WHAT YOU ARE ASKED TO DO:
Look at each line below and count those with the word "JSON"; the answer is that number only.
▬▬▬▬▬▬
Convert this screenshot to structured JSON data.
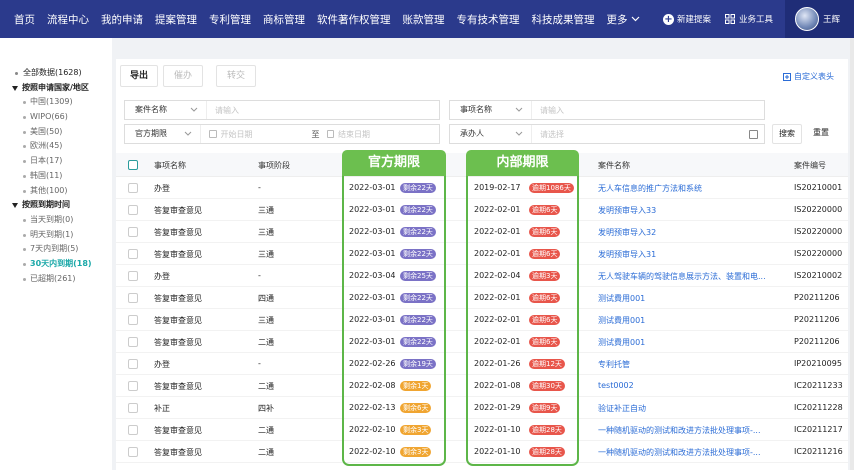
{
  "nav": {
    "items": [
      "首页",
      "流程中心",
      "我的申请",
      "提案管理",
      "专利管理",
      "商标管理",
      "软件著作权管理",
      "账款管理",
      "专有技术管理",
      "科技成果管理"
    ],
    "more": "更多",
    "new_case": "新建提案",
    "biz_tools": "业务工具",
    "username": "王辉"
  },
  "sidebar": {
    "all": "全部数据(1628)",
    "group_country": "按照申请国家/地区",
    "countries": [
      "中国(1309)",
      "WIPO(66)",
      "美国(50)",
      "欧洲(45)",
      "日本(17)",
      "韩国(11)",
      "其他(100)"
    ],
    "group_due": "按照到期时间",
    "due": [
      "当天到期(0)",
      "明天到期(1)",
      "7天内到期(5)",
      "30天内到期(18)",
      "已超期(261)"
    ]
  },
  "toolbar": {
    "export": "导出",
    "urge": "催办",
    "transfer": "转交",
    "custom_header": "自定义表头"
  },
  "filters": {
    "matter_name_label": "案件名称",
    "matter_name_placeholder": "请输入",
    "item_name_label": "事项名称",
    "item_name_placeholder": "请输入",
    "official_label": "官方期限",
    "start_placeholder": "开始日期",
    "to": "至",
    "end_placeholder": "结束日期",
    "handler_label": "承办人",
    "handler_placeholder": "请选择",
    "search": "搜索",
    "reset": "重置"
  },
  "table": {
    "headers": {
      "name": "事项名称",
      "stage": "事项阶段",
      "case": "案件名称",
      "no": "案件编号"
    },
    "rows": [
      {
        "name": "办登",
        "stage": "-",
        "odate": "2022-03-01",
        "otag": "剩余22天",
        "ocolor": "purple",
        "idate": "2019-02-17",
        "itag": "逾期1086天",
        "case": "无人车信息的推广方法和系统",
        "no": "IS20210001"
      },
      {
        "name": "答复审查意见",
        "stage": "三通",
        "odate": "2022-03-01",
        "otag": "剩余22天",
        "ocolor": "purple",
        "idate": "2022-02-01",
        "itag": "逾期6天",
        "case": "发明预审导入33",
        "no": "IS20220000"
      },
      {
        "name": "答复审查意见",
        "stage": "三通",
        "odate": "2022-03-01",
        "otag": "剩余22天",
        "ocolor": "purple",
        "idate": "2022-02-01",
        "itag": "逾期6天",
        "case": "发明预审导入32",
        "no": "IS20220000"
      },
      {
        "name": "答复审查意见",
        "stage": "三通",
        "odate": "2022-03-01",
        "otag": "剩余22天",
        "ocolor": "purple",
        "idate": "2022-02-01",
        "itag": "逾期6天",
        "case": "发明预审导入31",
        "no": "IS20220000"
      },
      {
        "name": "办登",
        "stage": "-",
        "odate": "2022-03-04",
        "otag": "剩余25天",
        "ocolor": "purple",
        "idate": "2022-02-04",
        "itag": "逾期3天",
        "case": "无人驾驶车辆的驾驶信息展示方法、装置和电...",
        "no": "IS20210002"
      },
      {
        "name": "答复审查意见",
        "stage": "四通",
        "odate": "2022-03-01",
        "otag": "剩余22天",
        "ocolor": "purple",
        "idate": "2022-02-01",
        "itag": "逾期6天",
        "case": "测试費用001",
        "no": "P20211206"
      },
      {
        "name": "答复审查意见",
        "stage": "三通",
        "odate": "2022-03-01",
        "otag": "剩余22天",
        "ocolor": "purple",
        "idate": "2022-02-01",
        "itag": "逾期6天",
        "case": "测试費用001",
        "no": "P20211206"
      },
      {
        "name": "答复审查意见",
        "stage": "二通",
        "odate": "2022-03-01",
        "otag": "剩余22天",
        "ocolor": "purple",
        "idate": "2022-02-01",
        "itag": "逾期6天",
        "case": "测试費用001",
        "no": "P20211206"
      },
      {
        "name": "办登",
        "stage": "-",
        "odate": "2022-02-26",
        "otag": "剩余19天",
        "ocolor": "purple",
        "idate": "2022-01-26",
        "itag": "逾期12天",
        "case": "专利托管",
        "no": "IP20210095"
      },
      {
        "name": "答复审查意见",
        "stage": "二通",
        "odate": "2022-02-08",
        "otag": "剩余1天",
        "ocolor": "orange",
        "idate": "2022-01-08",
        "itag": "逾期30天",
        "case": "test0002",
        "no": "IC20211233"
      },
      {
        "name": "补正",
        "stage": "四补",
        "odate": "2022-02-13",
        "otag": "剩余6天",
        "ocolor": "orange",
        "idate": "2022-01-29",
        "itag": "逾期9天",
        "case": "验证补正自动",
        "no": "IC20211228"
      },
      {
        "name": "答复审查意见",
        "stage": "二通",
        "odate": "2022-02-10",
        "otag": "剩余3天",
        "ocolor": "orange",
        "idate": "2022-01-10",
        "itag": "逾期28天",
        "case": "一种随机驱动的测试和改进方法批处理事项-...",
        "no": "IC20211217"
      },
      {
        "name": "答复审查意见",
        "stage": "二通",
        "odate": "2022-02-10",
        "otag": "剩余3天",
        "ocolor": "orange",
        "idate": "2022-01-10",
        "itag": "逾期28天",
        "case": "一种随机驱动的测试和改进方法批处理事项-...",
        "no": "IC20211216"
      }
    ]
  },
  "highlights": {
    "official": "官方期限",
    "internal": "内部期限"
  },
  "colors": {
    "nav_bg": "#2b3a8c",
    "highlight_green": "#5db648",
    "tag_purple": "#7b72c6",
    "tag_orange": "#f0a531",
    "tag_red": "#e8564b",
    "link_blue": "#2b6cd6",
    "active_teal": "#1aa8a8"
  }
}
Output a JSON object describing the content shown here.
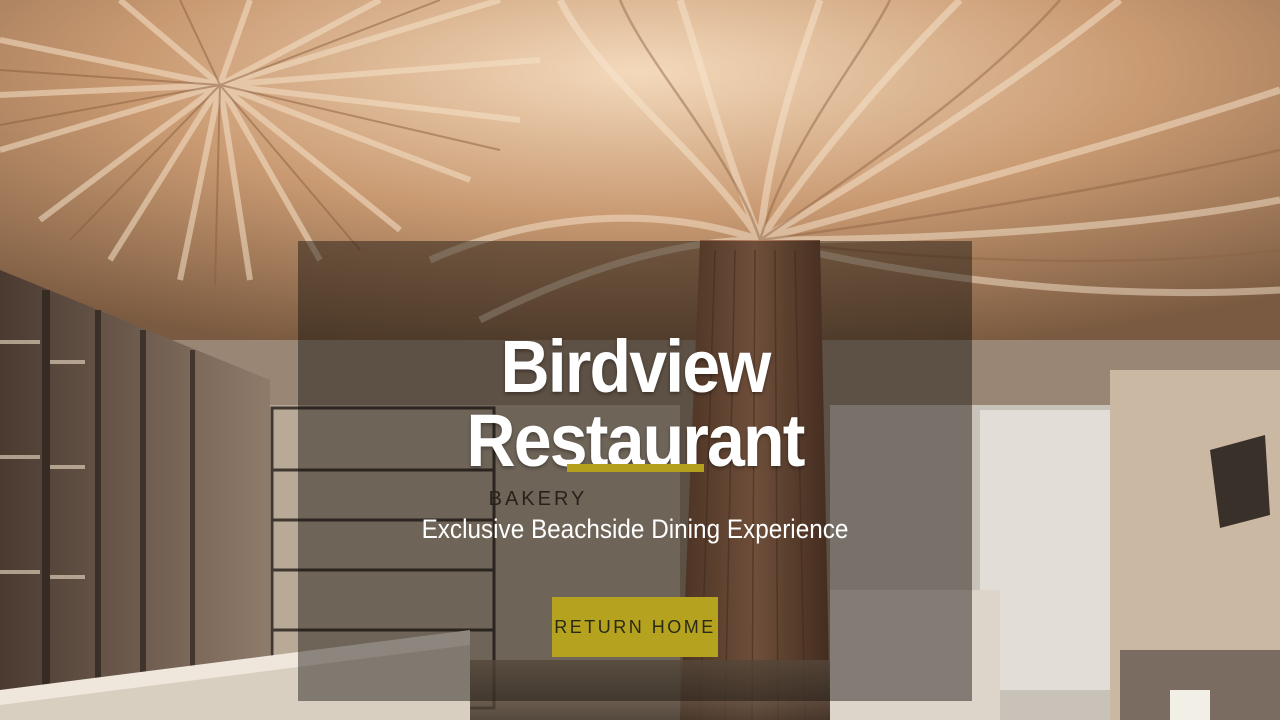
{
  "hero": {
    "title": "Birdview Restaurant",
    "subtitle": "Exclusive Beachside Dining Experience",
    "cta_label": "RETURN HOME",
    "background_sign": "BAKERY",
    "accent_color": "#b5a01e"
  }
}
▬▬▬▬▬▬
ANSWER SECTION:
2